IPEN Almaty Kazakhstan July 2011 Mertens Mixed Methods
(Transformative criteria)
 Fairness: The evaluator presents all value
differences, views, and conflicts.
 Ontological Authenticity: An individual’s or
groups’ conscious experience of the world
became more informed and sophisticated.
 Catalytic Authenticity: Action was
stimulated by the inquiry process.
IPEN Almaty Kazakhstan July 2011 Mertens Mixed Methods
Power and Privilege
How do we understand the dynamics of power when
participatory methods are employed by the powerful?
Whose voices are raised and whose are heard?
How are these voices mediated as issues of
representation become more complex with the use of
participatory methods in larger-scale planning and
consultation exercises? (Mertens, 2009, P. 85)
What if I am a member of the community? How does that
prepare me to work in that community? What if I am not
a member of a community? To what extent is it necessary
to share salient characteristics of a community?
How does cultural competency come into the discussion of
interactions in evaluation contexts? (Mertens & Wilson, in
press) IPEN Almaty Kazakhstan July 2011 Mertens Mixed Methods
Criteria for Rigor: Utilization
Management Response
Engagement with Stakeholders
IPEN Almaty Kazakhstan July 2011 Mertens Mixed Methods
Dissemination Purposes
Transparency and accountability

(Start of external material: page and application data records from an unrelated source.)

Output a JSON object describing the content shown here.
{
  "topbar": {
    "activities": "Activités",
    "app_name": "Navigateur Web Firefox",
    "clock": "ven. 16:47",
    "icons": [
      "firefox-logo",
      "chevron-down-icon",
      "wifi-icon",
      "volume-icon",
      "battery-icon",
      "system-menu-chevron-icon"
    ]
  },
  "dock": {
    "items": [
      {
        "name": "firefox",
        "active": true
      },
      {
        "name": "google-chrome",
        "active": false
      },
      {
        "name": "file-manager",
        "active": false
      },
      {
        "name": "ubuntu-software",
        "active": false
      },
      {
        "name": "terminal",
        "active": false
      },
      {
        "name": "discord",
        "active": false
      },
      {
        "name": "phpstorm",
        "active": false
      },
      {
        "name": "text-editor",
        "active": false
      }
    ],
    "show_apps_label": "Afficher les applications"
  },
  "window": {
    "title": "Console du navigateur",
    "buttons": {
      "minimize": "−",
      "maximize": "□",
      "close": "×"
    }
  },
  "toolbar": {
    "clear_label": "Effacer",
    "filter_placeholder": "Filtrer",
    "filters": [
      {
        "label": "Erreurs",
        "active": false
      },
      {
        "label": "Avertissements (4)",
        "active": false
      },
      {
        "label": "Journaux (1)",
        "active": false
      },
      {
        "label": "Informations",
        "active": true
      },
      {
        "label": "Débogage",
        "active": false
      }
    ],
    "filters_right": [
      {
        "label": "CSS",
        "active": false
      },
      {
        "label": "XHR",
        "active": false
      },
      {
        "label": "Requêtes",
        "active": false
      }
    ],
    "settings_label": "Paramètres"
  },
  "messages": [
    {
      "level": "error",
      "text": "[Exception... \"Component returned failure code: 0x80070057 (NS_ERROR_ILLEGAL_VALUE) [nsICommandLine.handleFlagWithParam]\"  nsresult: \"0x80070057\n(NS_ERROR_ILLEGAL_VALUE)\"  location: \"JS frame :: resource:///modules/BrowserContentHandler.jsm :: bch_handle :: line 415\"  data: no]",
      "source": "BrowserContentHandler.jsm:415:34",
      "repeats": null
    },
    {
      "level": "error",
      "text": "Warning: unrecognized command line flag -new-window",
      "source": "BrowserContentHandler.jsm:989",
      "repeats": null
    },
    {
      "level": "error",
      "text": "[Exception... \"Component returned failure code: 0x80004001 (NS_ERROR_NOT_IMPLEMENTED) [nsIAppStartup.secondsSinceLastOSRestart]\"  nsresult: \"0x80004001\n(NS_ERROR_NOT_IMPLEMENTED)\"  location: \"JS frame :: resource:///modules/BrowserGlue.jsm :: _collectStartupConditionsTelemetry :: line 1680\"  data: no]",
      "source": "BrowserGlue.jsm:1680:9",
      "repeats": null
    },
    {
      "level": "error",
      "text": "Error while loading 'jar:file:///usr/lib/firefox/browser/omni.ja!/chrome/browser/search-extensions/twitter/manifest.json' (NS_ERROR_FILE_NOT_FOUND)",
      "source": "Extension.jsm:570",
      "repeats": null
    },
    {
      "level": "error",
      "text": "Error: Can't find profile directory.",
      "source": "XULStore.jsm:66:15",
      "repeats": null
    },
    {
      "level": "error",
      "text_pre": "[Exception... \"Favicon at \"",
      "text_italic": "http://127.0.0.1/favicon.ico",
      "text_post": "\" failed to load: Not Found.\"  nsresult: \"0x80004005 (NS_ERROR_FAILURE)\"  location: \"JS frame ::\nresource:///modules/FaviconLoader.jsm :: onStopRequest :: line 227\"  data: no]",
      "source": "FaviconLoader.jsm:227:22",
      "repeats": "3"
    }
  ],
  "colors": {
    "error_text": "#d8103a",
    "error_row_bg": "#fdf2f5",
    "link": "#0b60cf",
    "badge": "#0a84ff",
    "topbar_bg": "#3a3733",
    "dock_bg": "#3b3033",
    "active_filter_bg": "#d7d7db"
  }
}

Informing and improving an organisation’s work
Sharing good practices and ‘how to’ to advance
women’s human rights
Sharing lessons with partners on the ground and
building their capacity, and
Generating knowledge on how gender equality,
women’s empowerment and human rights can be
Language and presentation of the report: use graphs or
pictures, and be written in a manner that is gender and
culturally sensitive.
Translation: anticipate the need for translation
when planning the evaluation so time and budget can be
Making the report public: Within the UN, there is
requirement to make all evaluations public (UNEG Norms and
Standards) and in UN Women, this is accomplished by
having the Evaluation Unit post the evaluation report in the
Evaluation Resource Center (which is publicly accessible).
Reaching target audiences in a user-friendly way: lower
rates of literacy? The manager needs to be creative in using
other dissemination channels, suited to different audiences.
Dissemination Strategies
Brochures outlining key
evaluation lessons and
Annual reports
Articles in technical or
organisational newsletters
News releases
Press conferences
Media appearances
Public meetings, public
debates or town halls
Seminars, workshops, and
informal group
Electronic media (e-mail,
websites, blogs etc.)
Meeting with community
leaders, one on one.
Challenges to Use
Lack of consensus on recommendations & required
Those who don’t like the results attack the process
Dissemination is minimal: no funds, interest or time
No follow-up process
Formal Management Response
presentation of the response, action or non action to
evaluation recommendations and lessons learned
and follow-up or tracking mechanisms.
engage with stakeholders to reflect on the
evaluation process, findings, recommendations and
lessons learned.
Involve reference group in developing the
management response, with the manager.
Agenda for Action
How does the information you learned here apply
to the work that you are/will be doing in
IPEN Almaty Kazakhstan July 2011 Mertens Mixed Methods
Mertens, D. M. & Wilson, A. (in press).
Program Evaluation. NY: Guilford.
Mertens, D. M. (2010). Research and
evaluation in education and psychology:
Integrating diversity with qual, quant and
mixed methods. 3rd ed. Thousand Oaks,
CA: Sage.
Mertens, D. M. (2009). Transformative
research & evaluation. NY: Guilford
Mertens, D. M. & Ginsberg, P. (2009).(Eds.)
Handbook of Social Research Ethics.
Thousand Oaks, CA: Sage.
IPEN Almaty Kazakhstan July 2011 Mertens Mixed Methods
Contact information
Donna M. Mertens, Gallaudet University
 [email protected]
IPEN Almaty Kazakhstan July 2011 Mertens Mixed Methods

similar documents